Philadelphia (/ˌfɪləˈdɛlfiə/) is the largest city in the Commonwealth of Pennsylvania and the fifth-most populous in the United States, with an estimated population in 2014 of 1,560,297. In the Northeastern United States, at the confluence of the Delaware and Schuylkill rivers, Philadelphia is the economic and cultural anchor of the Delaware Valley, a metropolitan area home to 7.2 million people and the eighth-largest combined statistical area in the United States.
In 1682, William Penn founded the city to serve as capital of the Pennsylvania Colony. Philadelphia played an instrumental role in the American Revolution as a meeting place for the Founding Fathers of the United States, who signed the Declaration of Independence in 1776 and the Constitution in 1787. Philadelphia was one of the nation's capitals in the Revolutionary War, and served as temporary U.S. capital while Washington, D.C., was under construction. In the 19th century, Philadelphia became a major industrial center and railroad hub that grew from an influx of European immigrants. It became a prime destination for African-Americans in the Great Migration and surpassed two million occupants by 1950.
Based on the similar shifts underway the nation's economy after 1960, Philadelphia experienced a loss of manufacturing companies and jobs to lower taxed regions of the USA and often overseas. As a result, the economic base of Philadelphia, which had historically been manufacturing, declined significantly.

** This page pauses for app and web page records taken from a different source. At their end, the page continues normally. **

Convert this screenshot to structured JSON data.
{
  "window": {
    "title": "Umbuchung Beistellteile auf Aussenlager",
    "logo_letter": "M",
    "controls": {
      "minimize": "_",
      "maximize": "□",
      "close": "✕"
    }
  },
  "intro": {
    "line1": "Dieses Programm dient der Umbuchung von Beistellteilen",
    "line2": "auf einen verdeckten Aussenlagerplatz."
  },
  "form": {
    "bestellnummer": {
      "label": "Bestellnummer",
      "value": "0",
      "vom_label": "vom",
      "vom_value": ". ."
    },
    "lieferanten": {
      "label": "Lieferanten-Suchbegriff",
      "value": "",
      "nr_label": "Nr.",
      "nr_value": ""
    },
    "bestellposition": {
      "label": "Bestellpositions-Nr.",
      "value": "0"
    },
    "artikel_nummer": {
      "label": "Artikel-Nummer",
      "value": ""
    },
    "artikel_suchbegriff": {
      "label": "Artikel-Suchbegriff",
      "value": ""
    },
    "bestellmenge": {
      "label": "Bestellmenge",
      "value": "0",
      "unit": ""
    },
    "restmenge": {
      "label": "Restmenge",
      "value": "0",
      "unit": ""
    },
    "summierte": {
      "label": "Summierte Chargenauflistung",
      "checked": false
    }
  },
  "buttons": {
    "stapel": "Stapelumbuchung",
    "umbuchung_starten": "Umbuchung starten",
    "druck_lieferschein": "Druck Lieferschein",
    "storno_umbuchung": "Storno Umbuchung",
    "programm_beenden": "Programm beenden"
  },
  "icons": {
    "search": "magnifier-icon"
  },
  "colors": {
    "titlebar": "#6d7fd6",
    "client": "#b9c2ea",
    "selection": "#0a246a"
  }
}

In addition, consolidation in several American industries (retailing, financial services and health care in particular) reduced the number of companies headquartered in Philadelphia. The economic impact of these changes would reduce Philadelphia's tax base and the resources of local government. Philadelphia struggled through a long period of adjustment to these economic changes, coupled with significant demographic change as wealthier residents moved into the nearby suburbs and more immigrants moved into the city. The city in fact approached bankruptcy in the late 1980s. Revitalization began in the 1990s, with gentrification turning around many neighborhoods and reversing its decades-long trend of population loss.
The area's many universities and colleges make Philadelphia a top international study destination, as the city has evolved into an educational and economic hub. With a gross domestic product of $388 billion, Philadelphia ranks ninth among world cities and fourth in the nation. Philadelphia is the center of economic activity in Pennsylvania and is home to seven Fortune 1000 companies. The Philadelphia skyline is growing, with several nationally prominent skyscrapers. The city is known for its arts, culture, and history, attracting over 39 million domestic tourists in 2013. Philadelphia has more outdoor sculptures and murals than any other American city, and Fairmount Park is the largest landscaped urban park in the world. The 67 National Historic Landmarks in the city helped account for the $10 billion generated by tourism. Philadelphia is the birthplace of the United States Marine Corps, and is also the home of many U.S. firsts, including the first library (1731), first hospital (1751) and medical school (1765), first Capitol (1777), first stock exchange (1790), first zoo (1874), and first business school (1881). Philadelphia is the only World Heritage City in the United States.